Output the entries exactly.
____________________
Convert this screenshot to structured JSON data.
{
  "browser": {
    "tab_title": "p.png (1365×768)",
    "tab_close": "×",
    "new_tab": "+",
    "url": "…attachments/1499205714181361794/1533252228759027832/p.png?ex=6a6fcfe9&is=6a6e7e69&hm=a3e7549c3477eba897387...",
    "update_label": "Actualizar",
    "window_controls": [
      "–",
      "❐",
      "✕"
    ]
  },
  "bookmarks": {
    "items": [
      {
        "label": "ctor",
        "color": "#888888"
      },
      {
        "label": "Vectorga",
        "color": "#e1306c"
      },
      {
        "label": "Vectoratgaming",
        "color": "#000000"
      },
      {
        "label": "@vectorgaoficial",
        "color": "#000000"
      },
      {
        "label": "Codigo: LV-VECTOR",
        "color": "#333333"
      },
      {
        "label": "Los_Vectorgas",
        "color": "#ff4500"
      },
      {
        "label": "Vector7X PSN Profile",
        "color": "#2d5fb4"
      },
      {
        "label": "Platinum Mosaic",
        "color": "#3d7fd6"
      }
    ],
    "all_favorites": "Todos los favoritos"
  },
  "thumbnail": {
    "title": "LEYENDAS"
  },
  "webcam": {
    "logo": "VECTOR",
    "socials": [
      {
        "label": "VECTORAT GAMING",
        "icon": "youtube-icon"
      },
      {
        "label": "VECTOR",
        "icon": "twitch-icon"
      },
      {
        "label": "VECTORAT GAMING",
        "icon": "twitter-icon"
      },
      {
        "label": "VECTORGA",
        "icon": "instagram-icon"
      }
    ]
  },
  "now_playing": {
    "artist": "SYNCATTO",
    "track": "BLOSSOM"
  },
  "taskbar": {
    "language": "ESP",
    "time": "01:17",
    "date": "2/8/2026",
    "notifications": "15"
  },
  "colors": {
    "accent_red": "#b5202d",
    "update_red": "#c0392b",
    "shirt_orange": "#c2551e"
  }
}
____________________
## FINAL ANSWER
Convert this screenshot to structured JSON data.
{
  "browser": {
    "tab_title": "p.png (1365×768)",
    "tab_close": "×",
    "new_tab": "+",
    "url": "…attachments/1499205714181361794/1533252228759027832/p.png?ex=6a6fcfe9&is=6a6e7e69&hm=a3e7549c3477eba897387...",
    "update_label": "Actualizar",
    "window_controls": [
      "–",
      "❐",
      "✕"
    ]
  },
  "bookmarks": {
    "items": [
      {
        "label": "ctor",
        "color": "#888888"
      },
      {
        "label": "Vectorga",
        "color": "#e1306c"
      },
      {
        "label": "Vectoratgaming",
        "color": "#000000"
      },
      {
        "label": "@vectorgaoficial",
        "color": "#000000"
      },
      {
        "label": "Codigo: LV-VECTOR",
        "color": "#333333"
      },
      {
        "label": "Los_Vectorgas",
        "color": "#ff4500"
      },
      {
        "label": "Vector7X PSN Profile",
        "color": "#2d5fb4"
      },
      {
        "label": "Platinum Mosaic",
        "color": "#3d7fd6"
      }
    ],
    "all_favorites": "Todos los favoritos"
  },
  "thumbnail": {
    "title": "LEYENDAS"
  },
  "webcam": {
    "logo": "VECTOR",
    "socials": [
      {
        "label": "VECTORAT GAMING",
        "icon": "youtube-icon"
      },
      {
        "label": "VECTOR",
        "icon": "twitch-icon"
      },
      {
        "label": "VECTORAT GAMING",
        "icon": "twitter-icon"
      },
      {
        "label": "VECTORGA",
        "icon": "instagram-icon"
      }
    ]
  },
  "now_playing": {
    "artist": "SYNCATTO",
    "track": "BLOSSOM"
  },
  "taskbar": {
    "language": "ESP",
    "time": "01:17",
    "date": "2/8/2026",
    "notifications": "15"
  },
  "colors": {
    "accent_red": "#b5202d",
    "update_red": "#c0392b",
    "shirt_orange": "#c2551e"
  }
}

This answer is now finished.